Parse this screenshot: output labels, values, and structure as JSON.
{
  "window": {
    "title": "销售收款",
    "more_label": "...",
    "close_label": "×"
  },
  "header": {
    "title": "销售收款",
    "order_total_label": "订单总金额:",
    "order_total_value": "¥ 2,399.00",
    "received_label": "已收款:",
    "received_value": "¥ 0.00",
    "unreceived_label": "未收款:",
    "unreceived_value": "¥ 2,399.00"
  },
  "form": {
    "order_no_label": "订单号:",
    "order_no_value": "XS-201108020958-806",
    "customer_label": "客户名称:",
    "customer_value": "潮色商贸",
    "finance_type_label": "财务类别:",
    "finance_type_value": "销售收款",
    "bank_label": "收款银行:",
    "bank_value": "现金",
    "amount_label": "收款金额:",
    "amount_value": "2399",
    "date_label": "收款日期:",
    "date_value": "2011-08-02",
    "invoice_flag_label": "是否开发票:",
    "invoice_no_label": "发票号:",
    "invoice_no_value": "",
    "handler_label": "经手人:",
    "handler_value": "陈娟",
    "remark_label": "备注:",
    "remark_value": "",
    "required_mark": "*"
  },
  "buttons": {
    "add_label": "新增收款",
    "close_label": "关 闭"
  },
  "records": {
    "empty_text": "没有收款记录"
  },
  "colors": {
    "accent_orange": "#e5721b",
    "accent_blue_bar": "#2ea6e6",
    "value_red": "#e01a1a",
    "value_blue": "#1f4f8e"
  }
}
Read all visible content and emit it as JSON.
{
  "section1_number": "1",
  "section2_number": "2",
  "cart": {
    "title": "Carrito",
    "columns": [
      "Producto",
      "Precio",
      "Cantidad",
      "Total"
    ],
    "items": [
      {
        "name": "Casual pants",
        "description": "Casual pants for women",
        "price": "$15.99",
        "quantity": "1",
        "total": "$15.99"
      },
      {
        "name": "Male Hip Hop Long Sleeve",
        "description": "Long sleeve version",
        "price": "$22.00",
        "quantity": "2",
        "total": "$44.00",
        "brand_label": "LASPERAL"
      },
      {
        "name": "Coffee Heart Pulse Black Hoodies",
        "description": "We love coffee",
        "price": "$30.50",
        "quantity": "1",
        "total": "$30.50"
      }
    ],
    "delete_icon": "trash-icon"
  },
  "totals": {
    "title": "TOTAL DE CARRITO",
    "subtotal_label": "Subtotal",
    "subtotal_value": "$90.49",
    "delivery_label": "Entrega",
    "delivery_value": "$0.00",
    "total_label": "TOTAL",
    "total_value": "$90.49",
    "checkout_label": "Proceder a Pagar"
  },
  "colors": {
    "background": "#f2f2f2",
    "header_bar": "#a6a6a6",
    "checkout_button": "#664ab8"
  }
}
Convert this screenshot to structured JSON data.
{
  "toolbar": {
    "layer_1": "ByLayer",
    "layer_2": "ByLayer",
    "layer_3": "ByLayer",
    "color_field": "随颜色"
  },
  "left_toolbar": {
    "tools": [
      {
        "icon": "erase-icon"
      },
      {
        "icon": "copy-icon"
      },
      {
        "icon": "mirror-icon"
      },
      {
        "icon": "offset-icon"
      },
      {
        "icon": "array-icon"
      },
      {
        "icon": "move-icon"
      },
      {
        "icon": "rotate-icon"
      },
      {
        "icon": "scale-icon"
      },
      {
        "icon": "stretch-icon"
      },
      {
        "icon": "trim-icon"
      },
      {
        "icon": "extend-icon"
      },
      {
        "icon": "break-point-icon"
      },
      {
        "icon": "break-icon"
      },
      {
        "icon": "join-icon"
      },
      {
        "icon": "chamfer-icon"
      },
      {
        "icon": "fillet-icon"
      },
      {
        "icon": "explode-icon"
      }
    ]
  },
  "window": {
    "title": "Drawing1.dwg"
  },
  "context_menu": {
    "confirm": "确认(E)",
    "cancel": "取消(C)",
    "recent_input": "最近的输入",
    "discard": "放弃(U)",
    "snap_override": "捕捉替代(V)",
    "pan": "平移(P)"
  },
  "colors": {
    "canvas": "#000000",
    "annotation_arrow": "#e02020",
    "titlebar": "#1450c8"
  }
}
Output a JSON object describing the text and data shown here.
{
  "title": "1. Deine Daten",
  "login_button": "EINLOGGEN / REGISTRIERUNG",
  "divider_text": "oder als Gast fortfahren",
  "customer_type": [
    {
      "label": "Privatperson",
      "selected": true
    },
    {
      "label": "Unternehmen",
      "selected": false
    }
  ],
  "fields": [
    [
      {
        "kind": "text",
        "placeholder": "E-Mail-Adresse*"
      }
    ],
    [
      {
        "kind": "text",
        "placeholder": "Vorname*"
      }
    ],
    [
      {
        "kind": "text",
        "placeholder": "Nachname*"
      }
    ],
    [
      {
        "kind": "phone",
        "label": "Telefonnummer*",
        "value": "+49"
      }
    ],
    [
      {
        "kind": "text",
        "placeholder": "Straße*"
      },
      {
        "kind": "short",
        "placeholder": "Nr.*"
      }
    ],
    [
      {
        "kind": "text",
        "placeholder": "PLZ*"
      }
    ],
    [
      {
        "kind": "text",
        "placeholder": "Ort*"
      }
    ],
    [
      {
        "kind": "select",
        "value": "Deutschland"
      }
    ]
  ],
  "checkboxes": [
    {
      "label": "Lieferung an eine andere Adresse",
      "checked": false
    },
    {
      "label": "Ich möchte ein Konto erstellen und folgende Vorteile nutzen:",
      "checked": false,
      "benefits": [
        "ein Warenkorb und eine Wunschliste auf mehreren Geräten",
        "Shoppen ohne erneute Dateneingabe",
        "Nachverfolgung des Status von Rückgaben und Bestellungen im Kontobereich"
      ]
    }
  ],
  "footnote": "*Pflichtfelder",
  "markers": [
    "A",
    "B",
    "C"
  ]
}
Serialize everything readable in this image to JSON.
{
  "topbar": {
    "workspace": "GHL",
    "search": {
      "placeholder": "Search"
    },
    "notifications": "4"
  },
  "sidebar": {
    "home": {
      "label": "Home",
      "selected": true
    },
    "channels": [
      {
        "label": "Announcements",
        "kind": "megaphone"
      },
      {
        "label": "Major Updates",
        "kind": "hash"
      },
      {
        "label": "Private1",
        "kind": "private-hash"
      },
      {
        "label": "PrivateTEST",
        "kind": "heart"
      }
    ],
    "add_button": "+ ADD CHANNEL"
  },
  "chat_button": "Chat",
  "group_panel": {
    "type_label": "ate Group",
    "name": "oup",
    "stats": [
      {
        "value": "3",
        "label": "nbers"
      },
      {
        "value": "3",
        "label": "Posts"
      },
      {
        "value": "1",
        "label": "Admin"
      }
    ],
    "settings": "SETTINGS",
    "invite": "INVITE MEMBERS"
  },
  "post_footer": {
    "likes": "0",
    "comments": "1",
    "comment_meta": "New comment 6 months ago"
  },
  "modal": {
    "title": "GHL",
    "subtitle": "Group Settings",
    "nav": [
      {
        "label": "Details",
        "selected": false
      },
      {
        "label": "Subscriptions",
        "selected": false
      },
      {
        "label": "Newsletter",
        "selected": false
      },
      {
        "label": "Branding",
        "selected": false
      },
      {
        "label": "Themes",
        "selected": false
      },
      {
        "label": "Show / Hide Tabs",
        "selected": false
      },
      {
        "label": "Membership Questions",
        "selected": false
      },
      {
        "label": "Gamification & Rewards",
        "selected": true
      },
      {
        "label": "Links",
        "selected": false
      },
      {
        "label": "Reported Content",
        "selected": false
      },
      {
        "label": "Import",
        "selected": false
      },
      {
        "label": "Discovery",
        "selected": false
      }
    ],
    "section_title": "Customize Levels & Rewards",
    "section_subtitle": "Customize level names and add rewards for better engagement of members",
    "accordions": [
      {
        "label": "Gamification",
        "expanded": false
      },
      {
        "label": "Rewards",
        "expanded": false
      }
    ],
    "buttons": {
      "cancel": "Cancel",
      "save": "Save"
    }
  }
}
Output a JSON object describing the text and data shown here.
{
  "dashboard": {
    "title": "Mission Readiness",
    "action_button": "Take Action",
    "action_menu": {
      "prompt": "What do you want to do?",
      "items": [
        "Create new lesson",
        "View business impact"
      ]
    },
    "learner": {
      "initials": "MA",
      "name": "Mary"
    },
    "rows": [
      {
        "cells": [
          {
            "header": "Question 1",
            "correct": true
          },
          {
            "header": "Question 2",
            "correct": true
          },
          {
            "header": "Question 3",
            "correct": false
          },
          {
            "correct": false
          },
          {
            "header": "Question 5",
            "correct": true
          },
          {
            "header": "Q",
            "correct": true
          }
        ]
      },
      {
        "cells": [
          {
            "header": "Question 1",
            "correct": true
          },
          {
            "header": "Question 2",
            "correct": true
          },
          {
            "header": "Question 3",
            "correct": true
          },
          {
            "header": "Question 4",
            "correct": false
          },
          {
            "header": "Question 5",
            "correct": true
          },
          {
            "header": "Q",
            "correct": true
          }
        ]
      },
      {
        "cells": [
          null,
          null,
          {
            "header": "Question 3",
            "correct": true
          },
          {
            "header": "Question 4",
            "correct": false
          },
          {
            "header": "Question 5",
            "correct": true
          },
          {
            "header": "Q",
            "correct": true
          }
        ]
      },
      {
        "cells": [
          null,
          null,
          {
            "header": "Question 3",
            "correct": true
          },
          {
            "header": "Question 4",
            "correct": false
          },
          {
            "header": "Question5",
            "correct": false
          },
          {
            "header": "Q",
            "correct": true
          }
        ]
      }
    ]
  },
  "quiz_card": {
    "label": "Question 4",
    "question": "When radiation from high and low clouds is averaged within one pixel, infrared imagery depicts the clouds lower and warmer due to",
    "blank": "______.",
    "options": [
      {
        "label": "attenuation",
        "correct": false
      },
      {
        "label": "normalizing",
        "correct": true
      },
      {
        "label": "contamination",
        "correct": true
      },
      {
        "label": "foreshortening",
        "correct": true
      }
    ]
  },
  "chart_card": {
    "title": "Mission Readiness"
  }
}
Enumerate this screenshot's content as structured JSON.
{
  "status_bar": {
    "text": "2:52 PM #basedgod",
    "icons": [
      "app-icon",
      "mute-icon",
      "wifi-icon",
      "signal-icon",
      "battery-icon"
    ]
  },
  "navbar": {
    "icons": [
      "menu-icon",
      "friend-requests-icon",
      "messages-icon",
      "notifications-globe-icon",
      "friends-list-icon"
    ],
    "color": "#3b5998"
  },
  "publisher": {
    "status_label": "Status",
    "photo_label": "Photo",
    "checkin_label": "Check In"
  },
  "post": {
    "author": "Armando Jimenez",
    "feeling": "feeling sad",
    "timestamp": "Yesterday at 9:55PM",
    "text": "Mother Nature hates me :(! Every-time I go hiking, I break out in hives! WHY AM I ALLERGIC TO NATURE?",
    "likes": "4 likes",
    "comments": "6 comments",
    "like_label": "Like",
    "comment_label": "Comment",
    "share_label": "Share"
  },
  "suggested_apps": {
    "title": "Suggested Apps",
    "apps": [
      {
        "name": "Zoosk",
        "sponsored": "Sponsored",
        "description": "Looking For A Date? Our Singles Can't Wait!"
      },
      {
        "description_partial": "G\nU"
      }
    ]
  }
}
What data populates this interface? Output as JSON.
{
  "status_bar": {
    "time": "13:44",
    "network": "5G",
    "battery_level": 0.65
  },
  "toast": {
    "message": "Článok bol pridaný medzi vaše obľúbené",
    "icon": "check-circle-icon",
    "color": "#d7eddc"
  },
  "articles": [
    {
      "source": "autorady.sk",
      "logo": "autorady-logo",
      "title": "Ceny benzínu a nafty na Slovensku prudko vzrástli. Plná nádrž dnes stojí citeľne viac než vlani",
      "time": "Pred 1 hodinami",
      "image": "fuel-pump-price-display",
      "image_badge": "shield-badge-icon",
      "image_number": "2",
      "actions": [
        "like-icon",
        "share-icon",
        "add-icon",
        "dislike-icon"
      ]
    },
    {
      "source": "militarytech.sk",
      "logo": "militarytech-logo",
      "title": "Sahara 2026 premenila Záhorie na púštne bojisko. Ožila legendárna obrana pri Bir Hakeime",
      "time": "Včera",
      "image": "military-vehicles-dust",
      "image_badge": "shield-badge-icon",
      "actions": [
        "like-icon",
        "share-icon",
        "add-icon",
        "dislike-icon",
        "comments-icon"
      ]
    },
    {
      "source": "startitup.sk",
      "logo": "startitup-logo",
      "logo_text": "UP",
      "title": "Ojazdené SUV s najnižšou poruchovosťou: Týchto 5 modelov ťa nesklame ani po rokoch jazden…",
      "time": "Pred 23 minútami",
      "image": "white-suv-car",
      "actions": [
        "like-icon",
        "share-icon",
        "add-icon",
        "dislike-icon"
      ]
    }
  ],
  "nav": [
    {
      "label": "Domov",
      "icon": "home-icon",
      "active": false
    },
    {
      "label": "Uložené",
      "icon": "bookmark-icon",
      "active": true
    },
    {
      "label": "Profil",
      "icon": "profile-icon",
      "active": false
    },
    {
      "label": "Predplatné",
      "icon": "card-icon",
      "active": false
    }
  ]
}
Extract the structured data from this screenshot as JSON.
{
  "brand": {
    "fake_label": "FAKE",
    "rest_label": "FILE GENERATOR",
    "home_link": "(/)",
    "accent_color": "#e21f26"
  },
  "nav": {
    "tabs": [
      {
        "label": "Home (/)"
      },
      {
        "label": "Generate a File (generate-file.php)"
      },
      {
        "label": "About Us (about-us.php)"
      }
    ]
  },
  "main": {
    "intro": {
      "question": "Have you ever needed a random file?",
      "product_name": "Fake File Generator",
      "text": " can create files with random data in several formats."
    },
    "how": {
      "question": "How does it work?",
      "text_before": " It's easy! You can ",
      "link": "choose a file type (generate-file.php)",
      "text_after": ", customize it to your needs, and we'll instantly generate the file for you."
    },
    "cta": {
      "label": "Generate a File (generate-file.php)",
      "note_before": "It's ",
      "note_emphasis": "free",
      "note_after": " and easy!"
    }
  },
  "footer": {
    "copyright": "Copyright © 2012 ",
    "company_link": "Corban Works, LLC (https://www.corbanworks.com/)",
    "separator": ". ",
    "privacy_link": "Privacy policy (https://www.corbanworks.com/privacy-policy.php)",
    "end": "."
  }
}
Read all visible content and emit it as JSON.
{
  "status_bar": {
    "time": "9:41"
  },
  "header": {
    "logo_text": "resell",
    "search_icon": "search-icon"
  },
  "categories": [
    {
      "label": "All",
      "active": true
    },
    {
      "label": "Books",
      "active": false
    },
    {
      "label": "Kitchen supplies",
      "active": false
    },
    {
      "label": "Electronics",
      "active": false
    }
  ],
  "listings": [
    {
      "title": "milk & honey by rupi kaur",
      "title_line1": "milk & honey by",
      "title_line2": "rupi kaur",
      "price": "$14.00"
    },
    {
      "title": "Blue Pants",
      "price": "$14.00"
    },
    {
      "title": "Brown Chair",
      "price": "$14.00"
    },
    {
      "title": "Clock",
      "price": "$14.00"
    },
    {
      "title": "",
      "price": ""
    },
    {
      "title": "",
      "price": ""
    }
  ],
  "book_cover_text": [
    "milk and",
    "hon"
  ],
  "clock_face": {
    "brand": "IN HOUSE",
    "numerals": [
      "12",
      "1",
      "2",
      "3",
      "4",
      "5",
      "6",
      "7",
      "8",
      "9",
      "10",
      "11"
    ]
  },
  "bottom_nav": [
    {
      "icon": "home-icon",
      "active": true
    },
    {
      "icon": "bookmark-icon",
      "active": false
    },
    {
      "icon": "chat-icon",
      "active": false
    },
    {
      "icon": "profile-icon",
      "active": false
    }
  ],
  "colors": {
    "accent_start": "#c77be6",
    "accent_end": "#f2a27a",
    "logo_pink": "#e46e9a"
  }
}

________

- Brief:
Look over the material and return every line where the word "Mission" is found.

- Answer space:
    "title": "Mission Readiness",
    "title": "Mission Readiness"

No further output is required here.